──────── MATERIAL TO PROCESS

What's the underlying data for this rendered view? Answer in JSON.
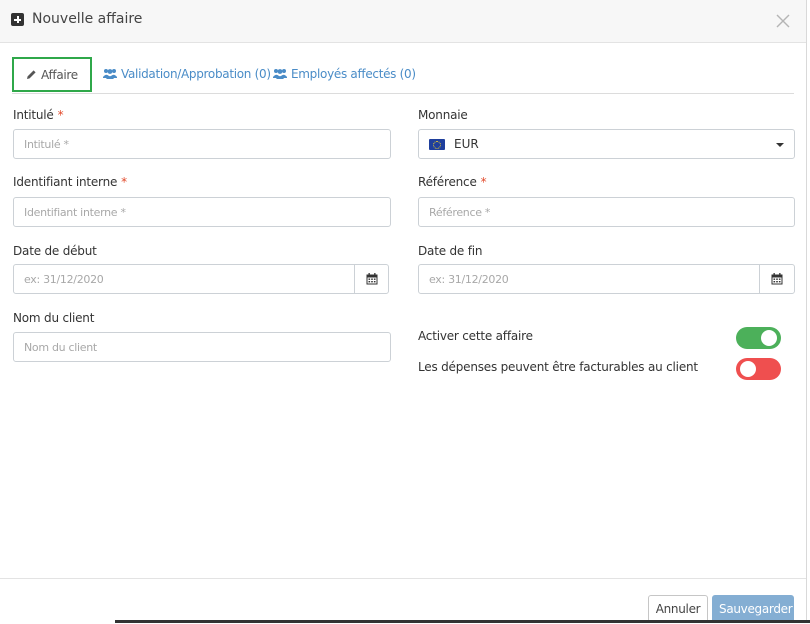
{
  "modal": {
    "title": "Nouvelle affaire"
  },
  "tabs": [
    {
      "label": "Affaire"
    },
    {
      "label": "Validation/Approbation (0)"
    },
    {
      "label": "Employés affectés (0)"
    }
  ],
  "form": {
    "intitule": {
      "label": "Intitulé",
      "required": "*",
      "placeholder": "Intitulé *"
    },
    "identifiant": {
      "label": "Identifiant interne",
      "required": "*",
      "placeholder": "Identifiant interne *"
    },
    "date_debut": {
      "label": "Date de début",
      "placeholder": "ex: 31/12/2020"
    },
    "nom_client": {
      "label": "Nom du client",
      "placeholder": "Nom du client"
    },
    "monnaie": {
      "label": "Monnaie",
      "value": "EUR"
    },
    "reference": {
      "label": "Référence",
      "required": "*",
      "placeholder": "Référence *"
    },
    "date_fin": {
      "label": "Date de fin",
      "placeholder": "ex: 31/12/2020"
    },
    "activer": {
      "label": "Activer cette affaire",
      "state": "on"
    },
    "facturables": {
      "label": "Les dépenses peuvent être facturables au client",
      "state": "off"
    }
  },
  "footer": {
    "cancel_label": "Annuler",
    "save_label": "Sauvegarder"
  },
  "colors": {
    "tab_active_border": "#2fa84a",
    "link": "#4a8cc7",
    "required": "#e24a2b",
    "toggle_on": "#4cb05a",
    "toggle_off": "#ef4f4f",
    "save_button": "#84aed3"
  },
  "icons": {
    "header": "plus-square-icon",
    "close": "close-icon",
    "tab_affaire": "pencil-icon",
    "tab_users": "users-icon",
    "calendar": "calendar-icon",
    "currency_flag": "eu-flag-icon"
  }
}
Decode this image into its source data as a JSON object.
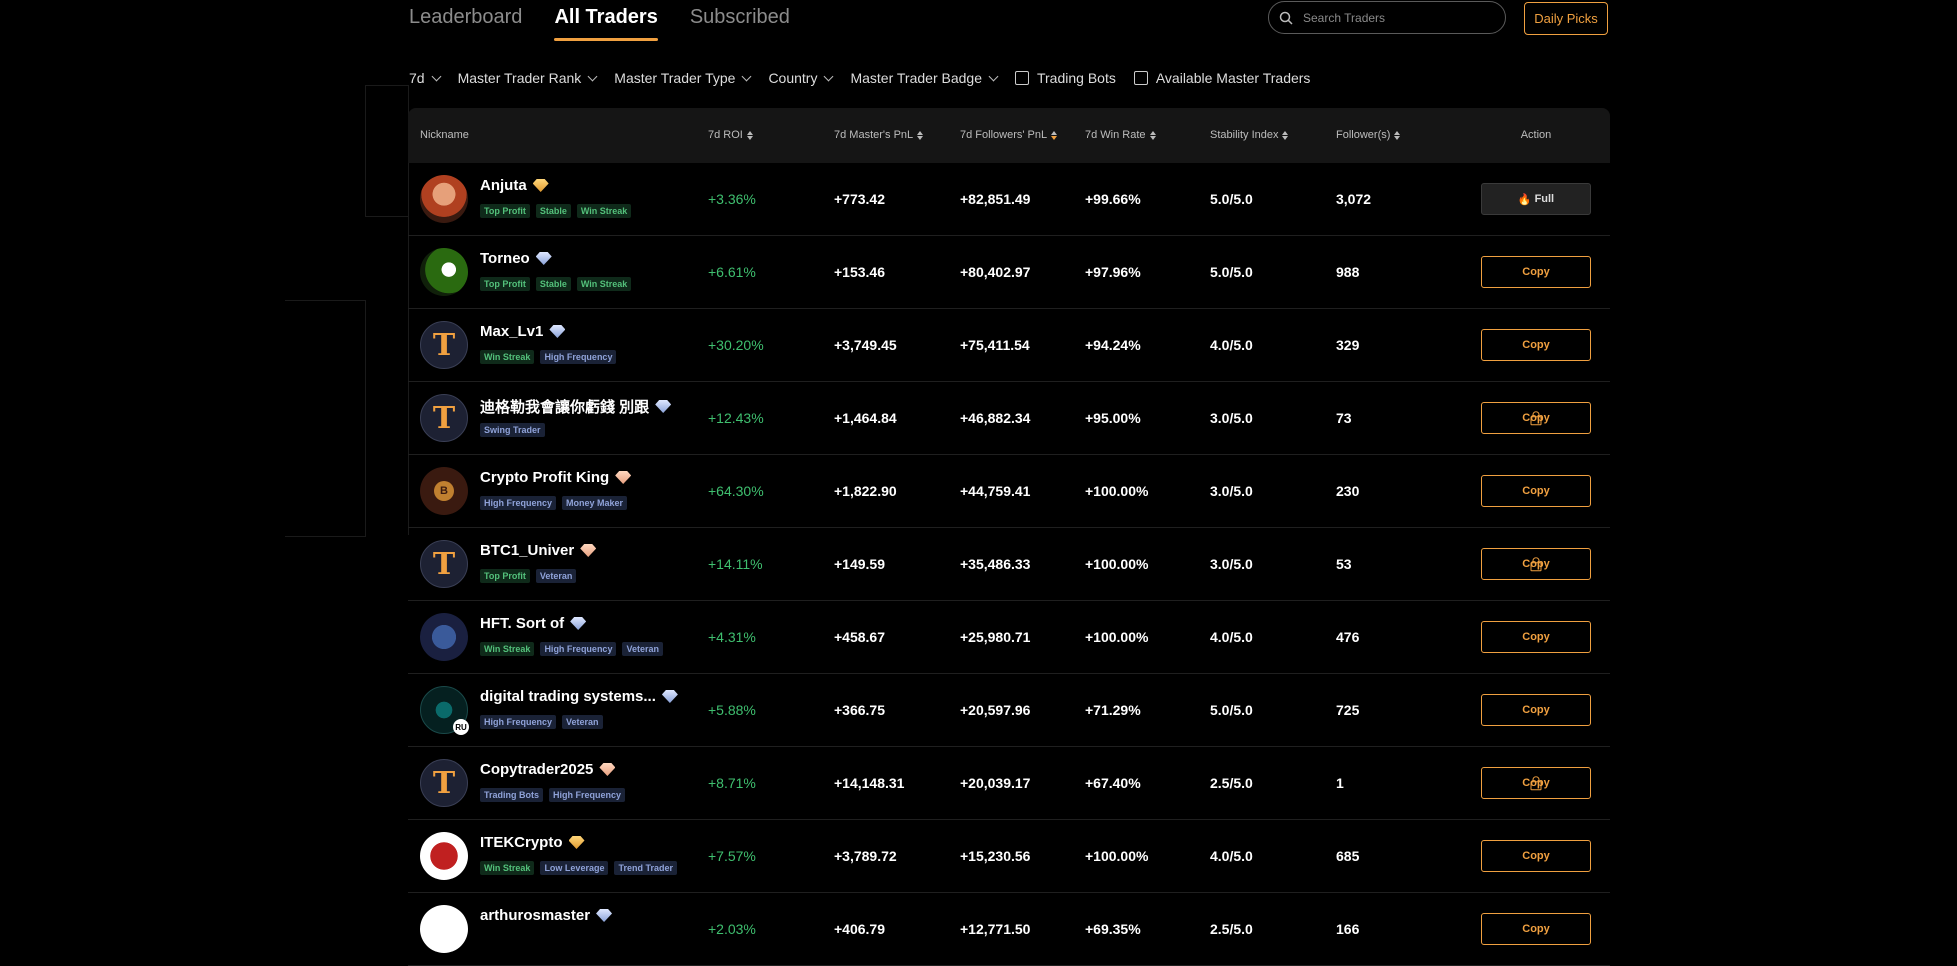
{
  "tabs": [
    {
      "label": "Leaderboard",
      "active": false
    },
    {
      "label": "All Traders",
      "active": true
    },
    {
      "label": "Subscribed",
      "active": false
    }
  ],
  "search": {
    "placeholder": "Search Traders",
    "icon": "search-icon"
  },
  "daily_picks": "Daily Picks",
  "filters": {
    "period": "7d",
    "rank": "Master Trader Rank",
    "type": "Master Trader Type",
    "country": "Country",
    "badge": "Master Trader Badge",
    "trading_bots": "Trading Bots",
    "available": "Available Master Traders"
  },
  "columns": {
    "nickname": "Nickname",
    "roi": "7d ROI",
    "master_pnl": "7d Master's PnL",
    "followers_pnl": "7d Followers' PnL",
    "win_rate": "7d Win Rate",
    "stability": "Stability Index",
    "followers": "Follower(s)",
    "action": "Action"
  },
  "colors": {
    "accent": "#f0a040",
    "positive": "#3fbf6f",
    "background": "#000000"
  },
  "traders": [
    {
      "name": "Anjuta",
      "gem": "gold",
      "avatar": "red-hair-photo",
      "tags": [
        {
          "label": "Top Profit",
          "c": "g"
        },
        {
          "label": "Stable",
          "c": "g"
        },
        {
          "label": "Win Streak",
          "c": "g"
        }
      ],
      "roi": "+3.36%",
      "master_pnl": "+773.42",
      "followers_pnl": "+82,851.49",
      "win_rate": "+99.66%",
      "stability": "5.0/5.0",
      "followers": "3,072",
      "action": "Full",
      "action_icon": "fire-icon",
      "locked": false
    },
    {
      "name": "Torneo",
      "gem": "blue",
      "avatar": "soccer-ball-photo",
      "tags": [
        {
          "label": "Top Profit",
          "c": "g"
        },
        {
          "label": "Stable",
          "c": "g"
        },
        {
          "label": "Win Streak",
          "c": "g"
        }
      ],
      "roi": "+6.61%",
      "master_pnl": "+153.46",
      "followers_pnl": "+80,402.97",
      "win_rate": "+97.96%",
      "stability": "5.0/5.0",
      "followers": "988",
      "action": "Copy",
      "locked": false
    },
    {
      "name": "Max_Lv1",
      "gem": "blue",
      "avatar": "t-logo",
      "tags": [
        {
          "label": "Win Streak",
          "c": "g"
        },
        {
          "label": "High Frequency",
          "c": "b"
        }
      ],
      "roi": "+30.20%",
      "master_pnl": "+3,749.45",
      "followers_pnl": "+75,411.54",
      "win_rate": "+94.24%",
      "stability": "4.0/5.0",
      "followers": "329",
      "action": "Copy",
      "locked": false
    },
    {
      "name": "迪格勒我會讓你虧錢 別跟",
      "gem": "blue",
      "avatar": "t-logo",
      "tags": [
        {
          "label": "Swing Trader",
          "c": "b"
        }
      ],
      "roi": "+12.43%",
      "master_pnl": "+1,464.84",
      "followers_pnl": "+46,882.34",
      "win_rate": "+95.00%",
      "stability": "3.0/5.0",
      "followers": "73",
      "action": "Copy",
      "locked": true
    },
    {
      "name": "Crypto Profit King",
      "gem": "peach",
      "avatar": "memecoin-logo",
      "tags": [
        {
          "label": "High Frequency",
          "c": "b"
        },
        {
          "label": "Money Maker",
          "c": "b"
        }
      ],
      "roi": "+64.30%",
      "master_pnl": "+1,822.90",
      "followers_pnl": "+44,759.41",
      "win_rate": "+100.00%",
      "stability": "3.0/5.0",
      "followers": "230",
      "action": "Copy",
      "locked": false
    },
    {
      "name": "BTC1_Univer",
      "gem": "peach",
      "avatar": "t-logo",
      "tags": [
        {
          "label": "Top Profit",
          "c": "g"
        },
        {
          "label": "Veteran",
          "c": "b"
        }
      ],
      "roi": "+14.11%",
      "master_pnl": "+149.59",
      "followers_pnl": "+35,486.33",
      "win_rate": "+100.00%",
      "stability": "3.0/5.0",
      "followers": "53",
      "action": "Copy",
      "locked": true
    },
    {
      "name": "HFT. Sort of",
      "gem": "blue",
      "avatar": "hft-logo",
      "tags": [
        {
          "label": "Win Streak",
          "c": "g"
        },
        {
          "label": "High Frequency",
          "c": "b"
        },
        {
          "label": "Veteran",
          "c": "b"
        }
      ],
      "roi": "+4.31%",
      "master_pnl": "+458.67",
      "followers_pnl": "+25,980.71",
      "win_rate": "+100.00%",
      "stability": "4.0/5.0",
      "followers": "476",
      "action": "Copy",
      "locked": false
    },
    {
      "name": "digital trading systems...",
      "gem": "blue",
      "avatar": "digital-logo",
      "country": "RU",
      "tags": [
        {
          "label": "High Frequency",
          "c": "b"
        },
        {
          "label": "Veteran",
          "c": "b"
        }
      ],
      "roi": "+5.88%",
      "master_pnl": "+366.75",
      "followers_pnl": "+20,597.96",
      "win_rate": "+71.29%",
      "stability": "5.0/5.0",
      "followers": "725",
      "action": "Copy",
      "locked": false
    },
    {
      "name": "Copytrader2025",
      "gem": "peach",
      "avatar": "t-logo",
      "tags": [
        {
          "label": "Trading Bots",
          "c": "b"
        },
        {
          "label": "High Frequency",
          "c": "b"
        }
      ],
      "roi": "+8.71%",
      "master_pnl": "+14,148.31",
      "followers_pnl": "+20,039.17",
      "win_rate": "+67.40%",
      "stability": "2.5/5.0",
      "followers": "1",
      "action": "Copy",
      "locked": true
    },
    {
      "name": "ITEKCrypto",
      "gem": "gold",
      "avatar": "bull-logo",
      "tags": [
        {
          "label": "Win Streak",
          "c": "g"
        },
        {
          "label": "Low Leverage",
          "c": "b"
        },
        {
          "label": "Trend Trader",
          "c": "b"
        }
      ],
      "roi": "+7.57%",
      "master_pnl": "+3,789.72",
      "followers_pnl": "+15,230.56",
      "win_rate": "+100.00%",
      "stability": "4.0/5.0",
      "followers": "685",
      "action": "Copy",
      "locked": false
    },
    {
      "name": "arthurosmaster",
      "gem": "blue",
      "avatar": "art-logo",
      "tags": [],
      "roi": "+2.03%",
      "master_pnl": "+406.79",
      "followers_pnl": "+12,771.50",
      "win_rate": "+69.35%",
      "stability": "2.5/5.0",
      "followers": "166",
      "action": "Copy",
      "locked": false
    }
  ]
}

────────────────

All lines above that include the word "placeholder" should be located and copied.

• **ANSWER TO THIS EXERCISE**
      "placeholder": "Intitulé *"
      "placeholder": "Identifiant interne *"
      "placeholder": "ex: 31/12/2020"
      "placeholder": "Nom du client"
      "placeholder": "Référence *"
      "placeholder": "ex: 31/12/2020"
    "placeholder": "Search Traders",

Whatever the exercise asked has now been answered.